Put your answer in the comments section below.





Book Project 2: Biography

12 09 2011

Writing a biography is writing someone’s life story. Take a good look at the last word in that sentence – that’s the key – story.  A biography isn’t just a list of dates, places, and names that relate to a person, it’s the story of their life.  Stories are engaging and interesting.  A good biography brings the subject to life, makes your readers actually care about what they did.  No one wants to read a boring list of facts, no one wants to write a boring list of facts either, so we won’t.
The biographies we’re going to write are ones that tell the story of an author’s life in connection with one of their most popular books, so the first thing we’re going to do is pick a book to read.
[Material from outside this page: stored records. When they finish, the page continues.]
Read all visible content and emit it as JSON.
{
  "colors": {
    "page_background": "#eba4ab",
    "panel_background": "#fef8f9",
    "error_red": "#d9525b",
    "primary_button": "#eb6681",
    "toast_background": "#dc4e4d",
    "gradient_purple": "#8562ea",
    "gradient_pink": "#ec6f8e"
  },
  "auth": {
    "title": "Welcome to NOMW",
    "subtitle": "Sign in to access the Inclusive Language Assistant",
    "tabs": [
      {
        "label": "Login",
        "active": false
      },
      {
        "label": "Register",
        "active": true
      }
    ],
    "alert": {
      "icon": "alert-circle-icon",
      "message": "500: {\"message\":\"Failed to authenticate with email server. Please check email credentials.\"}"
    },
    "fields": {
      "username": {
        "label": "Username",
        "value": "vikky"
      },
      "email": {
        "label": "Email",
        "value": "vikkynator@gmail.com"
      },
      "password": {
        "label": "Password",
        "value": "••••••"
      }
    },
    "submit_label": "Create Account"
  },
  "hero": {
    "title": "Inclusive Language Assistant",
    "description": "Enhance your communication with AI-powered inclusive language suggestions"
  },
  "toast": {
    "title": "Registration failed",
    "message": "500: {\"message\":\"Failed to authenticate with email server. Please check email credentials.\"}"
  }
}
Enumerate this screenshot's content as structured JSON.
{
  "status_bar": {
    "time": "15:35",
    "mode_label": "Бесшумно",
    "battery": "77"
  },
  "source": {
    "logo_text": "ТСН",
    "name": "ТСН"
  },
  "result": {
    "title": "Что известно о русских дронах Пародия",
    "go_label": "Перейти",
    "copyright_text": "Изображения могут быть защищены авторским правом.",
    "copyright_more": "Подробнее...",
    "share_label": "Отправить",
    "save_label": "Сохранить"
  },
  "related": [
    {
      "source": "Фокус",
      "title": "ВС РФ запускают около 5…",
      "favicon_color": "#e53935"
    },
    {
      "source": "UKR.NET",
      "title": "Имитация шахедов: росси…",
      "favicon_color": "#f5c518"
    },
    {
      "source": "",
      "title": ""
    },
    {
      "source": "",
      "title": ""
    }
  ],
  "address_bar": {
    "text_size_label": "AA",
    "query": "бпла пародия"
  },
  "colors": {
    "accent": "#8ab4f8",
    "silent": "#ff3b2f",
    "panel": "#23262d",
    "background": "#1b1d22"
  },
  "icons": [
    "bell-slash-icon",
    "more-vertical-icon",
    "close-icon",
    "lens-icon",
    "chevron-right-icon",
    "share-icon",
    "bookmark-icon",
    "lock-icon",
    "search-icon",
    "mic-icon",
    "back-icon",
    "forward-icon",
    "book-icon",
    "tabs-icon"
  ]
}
Below is a list of some very famous authors and some of their most popular books.  Pick a book that is at an appropriate reading level for you.  If you need to, select a children’s or abridged version of the book.  If you’re ready to challenge yourself, pick one that’s a little more difficult.  Some of these books will require permission from your parents.  Check with your teacher before you begin reading to make sure you have a book at your level.  Many of these books are available for free online.  You can download them here. 

 Authors                        Books you might like                                         

Mark Twain                            Huckleberry Finn*, Tom Sawyer, Tom Sawyer Abroad, Tom Sawyer Detective, The Prince and the Pauper, A Connecticut Yankee in King Arthur’s Court, or short stories

Jack London                          Call of the Wild, White Fang, Sea Wolf, short stories

John Steinbeck                     The Red Pony, Of Mice and Men*, The Grapes of Wrath

Harper Lee                             To Kill a Mockingbird*

Ray Bradbury                        too many to list

L. Frank Baum                        The Wonderful Wizard of Oz

Laura Ingalls Wilder             Little House on the Prairie

Louisa May Alcott                 Little Women

Herman Melville                     Moby Dick, Billy Budd

James Fenimore Cooper       The Last of the Mochicans

Stephan Crane                       The Red Badge of Courage

Fred Gipson                           Old Yeller

Marjorie Kinnan Rawlings  The Yearling

Esther Forbes                         Johnny Tremain

Scott O’Dell                             Island of the Blue Dolphins, The Black Pearl

Gary Paulsen                           Hatchet

L.M. Montgomery                  Anne of Green Gables (series)

Washington Irving                Short stories

Edgar Allan Poe                     short stories/poems

Maya Angelou                        poems

Langston Hughes                   poems

Robert Frost                          poems

Emily Dickinson                     poems                                                 *need parental permission to read these for class





Kid’s Choice – Teacher Award for Academic Excellence

5 05 2011

Nominate a teacher here.